by Bruce Bryen, CPA, CVA
In explanations to owners of dental labs about the use of debt, there are typically two thought processes that take place in the discussion. One concept is that if the acquisition of an expensive piece of equipment can not be paid for now, it is not appropriate to purchase it since borrowing money is not a good idea. A business person who wants his or her enterprise to grow knows that there is a difference between good debt and bad debt. Borrowing when the use of that debt makes no sense is a mistake and it should not be done. A trip to the Caribbean with the family paid by credit card likely will not be used for the growth of the lab. Going to a lender and requesting funds to buy or lease sophisticated equipment that increases productivity and brings more positive cash flow to the lab is a smart choice. Allowing a lab to increase its worth is a good example of the use of debt for success. Let’s see some examples of why the idea about borrowing does make sense and can create a dental lab worth emulating.
When a dentist contracts with a lab, he or she assumes that the finished product is one of quality and competitive pricing. The difference with many labs and why dentists prefer one over another may be the service and speed in which that product is returned to the dentist. The following is an example of the use of debt with the hypothetical purchase of a sophisticated piece of equipment with a price of $100,000. Based on the format of the enterprise in which the lab was originated, such as an LLC, the lab can take a tax deduction of $100,000 now. Using the current year and borrowing the funds through the LLC, the lab receives a $100,000 tax deduction against its income for 2017. Of course the lender will insist on a personal guarantee as almost all lenders do when lending to small businesses with few owners and a thin capital base. If the lab owner can negotiate a loan over a seven year term, the LLC will be paying about $1500 per month including competitive interest rates. Assuming a tax rate of 50% including federal, state, social security and medi-care (both halves for the owner), the owner saves $50,000 immediately in tax. At $1500 per month for the debt servicing, the owner has the use of the tax savings of $50,000 on a declining basis of $1500 per month for almost 2.5 years. Besides the increased production, speed and tax savings, the lab owner will probably have more satisfied customers because of the much quicker turn around time provided to the dentists. This potential exists since production time will become available with the use of the equipment lessening the need for labor costs.
The previous paragraph explains many of the benefits available to the lab owner including the important concept of tax savings that automatically increase cash flow. There is another important benefit as well. Many of the larger labs borrow more easily than the smaller lab and have done so to increase their customer base. The dentists enjoy the benefit of better service. This also allows the lab to add more of the dental profession to their base of customers since the acquisition of the equipment increases the speed of their production.

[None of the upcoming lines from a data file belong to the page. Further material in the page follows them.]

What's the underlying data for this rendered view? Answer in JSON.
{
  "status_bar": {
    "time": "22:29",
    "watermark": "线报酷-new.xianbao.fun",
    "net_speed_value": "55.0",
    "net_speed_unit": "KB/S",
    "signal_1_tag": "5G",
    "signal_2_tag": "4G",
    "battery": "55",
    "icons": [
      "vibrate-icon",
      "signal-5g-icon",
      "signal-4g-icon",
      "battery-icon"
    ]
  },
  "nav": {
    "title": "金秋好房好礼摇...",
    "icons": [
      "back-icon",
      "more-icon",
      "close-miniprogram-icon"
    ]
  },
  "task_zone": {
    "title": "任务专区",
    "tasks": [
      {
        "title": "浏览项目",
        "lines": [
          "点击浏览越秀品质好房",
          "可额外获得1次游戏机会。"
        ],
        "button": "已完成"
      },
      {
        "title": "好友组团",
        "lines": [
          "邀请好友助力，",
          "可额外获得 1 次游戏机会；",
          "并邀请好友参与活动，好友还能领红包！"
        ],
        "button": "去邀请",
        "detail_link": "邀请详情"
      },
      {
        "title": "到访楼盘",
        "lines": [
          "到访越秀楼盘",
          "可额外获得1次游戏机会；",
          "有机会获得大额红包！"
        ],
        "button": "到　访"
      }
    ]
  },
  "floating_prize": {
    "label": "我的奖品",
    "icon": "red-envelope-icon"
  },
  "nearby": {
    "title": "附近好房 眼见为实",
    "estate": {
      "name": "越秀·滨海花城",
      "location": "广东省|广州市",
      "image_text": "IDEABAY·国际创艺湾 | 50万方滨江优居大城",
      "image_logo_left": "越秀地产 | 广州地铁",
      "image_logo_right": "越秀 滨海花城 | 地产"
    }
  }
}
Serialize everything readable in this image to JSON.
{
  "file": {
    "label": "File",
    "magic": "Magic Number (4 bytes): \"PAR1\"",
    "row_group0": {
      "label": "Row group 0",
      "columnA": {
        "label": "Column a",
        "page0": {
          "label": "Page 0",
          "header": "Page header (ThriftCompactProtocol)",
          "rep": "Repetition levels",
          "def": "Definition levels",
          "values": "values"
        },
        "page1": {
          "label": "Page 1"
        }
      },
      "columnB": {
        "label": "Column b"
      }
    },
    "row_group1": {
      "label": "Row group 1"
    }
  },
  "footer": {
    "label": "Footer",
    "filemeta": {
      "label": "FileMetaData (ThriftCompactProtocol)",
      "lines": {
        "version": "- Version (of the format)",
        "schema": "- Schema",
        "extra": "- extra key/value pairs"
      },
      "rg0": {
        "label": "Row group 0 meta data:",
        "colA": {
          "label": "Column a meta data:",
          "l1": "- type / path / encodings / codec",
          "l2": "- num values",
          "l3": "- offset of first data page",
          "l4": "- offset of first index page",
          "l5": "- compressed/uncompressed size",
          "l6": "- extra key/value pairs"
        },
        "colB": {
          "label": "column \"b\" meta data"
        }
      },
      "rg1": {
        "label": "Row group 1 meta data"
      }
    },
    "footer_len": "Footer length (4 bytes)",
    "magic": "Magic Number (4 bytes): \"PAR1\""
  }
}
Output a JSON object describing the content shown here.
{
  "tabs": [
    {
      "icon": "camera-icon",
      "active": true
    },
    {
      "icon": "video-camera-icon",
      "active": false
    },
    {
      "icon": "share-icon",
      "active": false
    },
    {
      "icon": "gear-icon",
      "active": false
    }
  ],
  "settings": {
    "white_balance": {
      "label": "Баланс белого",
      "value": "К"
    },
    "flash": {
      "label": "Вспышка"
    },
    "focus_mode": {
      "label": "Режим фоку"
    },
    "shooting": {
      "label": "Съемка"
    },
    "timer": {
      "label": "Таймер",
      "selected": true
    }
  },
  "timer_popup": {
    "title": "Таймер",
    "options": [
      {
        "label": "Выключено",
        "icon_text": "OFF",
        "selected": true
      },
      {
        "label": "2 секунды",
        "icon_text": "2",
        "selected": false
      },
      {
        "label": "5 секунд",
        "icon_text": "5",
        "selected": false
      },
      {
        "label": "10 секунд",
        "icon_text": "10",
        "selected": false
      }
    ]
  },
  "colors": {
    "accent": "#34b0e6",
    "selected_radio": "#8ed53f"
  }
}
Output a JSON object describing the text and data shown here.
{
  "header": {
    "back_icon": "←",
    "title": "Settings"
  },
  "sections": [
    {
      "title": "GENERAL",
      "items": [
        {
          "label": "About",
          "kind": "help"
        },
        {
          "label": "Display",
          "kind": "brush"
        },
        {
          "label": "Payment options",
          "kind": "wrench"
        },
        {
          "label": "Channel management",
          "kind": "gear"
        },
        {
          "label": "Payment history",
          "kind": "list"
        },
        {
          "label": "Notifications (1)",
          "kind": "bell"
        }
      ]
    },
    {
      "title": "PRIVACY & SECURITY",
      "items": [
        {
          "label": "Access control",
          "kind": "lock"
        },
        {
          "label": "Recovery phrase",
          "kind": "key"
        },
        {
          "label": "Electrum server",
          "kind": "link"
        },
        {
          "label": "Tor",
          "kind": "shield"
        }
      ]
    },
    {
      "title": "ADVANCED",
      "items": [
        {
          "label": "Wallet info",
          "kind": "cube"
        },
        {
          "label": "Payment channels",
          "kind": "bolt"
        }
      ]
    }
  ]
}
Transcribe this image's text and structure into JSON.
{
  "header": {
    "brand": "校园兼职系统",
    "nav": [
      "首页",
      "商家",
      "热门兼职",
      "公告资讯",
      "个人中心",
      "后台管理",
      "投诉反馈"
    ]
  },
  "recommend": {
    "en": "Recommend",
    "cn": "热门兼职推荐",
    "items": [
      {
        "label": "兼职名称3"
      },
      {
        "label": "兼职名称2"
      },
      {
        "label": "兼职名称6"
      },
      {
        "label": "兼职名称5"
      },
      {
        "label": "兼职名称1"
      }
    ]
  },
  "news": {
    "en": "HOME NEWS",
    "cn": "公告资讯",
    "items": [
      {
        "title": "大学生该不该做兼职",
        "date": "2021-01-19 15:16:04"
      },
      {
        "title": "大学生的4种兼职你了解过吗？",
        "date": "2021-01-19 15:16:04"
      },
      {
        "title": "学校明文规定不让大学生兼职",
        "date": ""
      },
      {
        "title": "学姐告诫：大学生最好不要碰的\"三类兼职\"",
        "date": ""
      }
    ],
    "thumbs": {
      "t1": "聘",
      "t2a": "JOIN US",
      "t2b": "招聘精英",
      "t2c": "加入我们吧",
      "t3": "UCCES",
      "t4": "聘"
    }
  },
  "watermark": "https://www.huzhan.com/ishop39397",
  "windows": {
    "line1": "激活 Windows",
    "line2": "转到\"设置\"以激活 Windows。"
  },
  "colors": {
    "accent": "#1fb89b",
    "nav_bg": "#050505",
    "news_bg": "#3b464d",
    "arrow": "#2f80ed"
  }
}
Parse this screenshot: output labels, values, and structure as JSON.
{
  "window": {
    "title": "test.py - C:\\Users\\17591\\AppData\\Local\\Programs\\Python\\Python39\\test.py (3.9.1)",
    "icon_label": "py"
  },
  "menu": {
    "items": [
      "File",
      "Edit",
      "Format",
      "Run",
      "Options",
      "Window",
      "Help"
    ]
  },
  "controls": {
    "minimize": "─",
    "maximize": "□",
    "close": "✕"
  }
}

If the smaller lab recognizes the benefit of borrowing when the outcome of that debt is to enhance the business of the lab, it too will have an expanded income, greater cash flow and growth in value. Since there are many benefits and various aspects to be discussed, it is important that the lab owner has a good team of professional advisors to explain why the use of debt can be a benefit. Sometimes the small lab owner becomes friendly enough with some of the dental customers that are serviced that a referral can be requested of the dental CPA that the dentist retains for advice. This is an advantage if the lab owner does not have a reliable advisor who understands taxes, cash flow and the use of the present value of money.
This discussion has centered on the use of debt to acquire equipment. There is also the idea of using debt to fund retirement benefits for the lab owner. A common occurrence is that a tax is due and it has not been accounted for with proper planning. A retirement plan contribution that can be paid after the year has ended and is credited towards the previous year is an economic approach to resolve this issue. The retirement plan contribution is due prior to the filing of the tax return. An automatic extension of time will allow up to eight and one half additional months for paying the contribution and getting the retro active deduction. This concept reduces the current tax and allows money to be saved for retirement without tax on its income until the funds are withdrawn.
This treatise relates to how the use of debt can create a substantial positive cash flow for the lab owner and the lab. When contemplating the acquisition of equipment, the implementation and funding of a retirement plan or even a long or short term lease, “good,” debt is preferable to taking funds out of the operations of the lab that should be use for current overhead. Matching income with the expense that creates that income is a profitable approach. If the equipment is going to last more than one year, it should not be paid for in one year. If that happens, the year in which payment is made has its income suffer and the period of time when the equipment continues to be productive has no offsetting expense to match against it.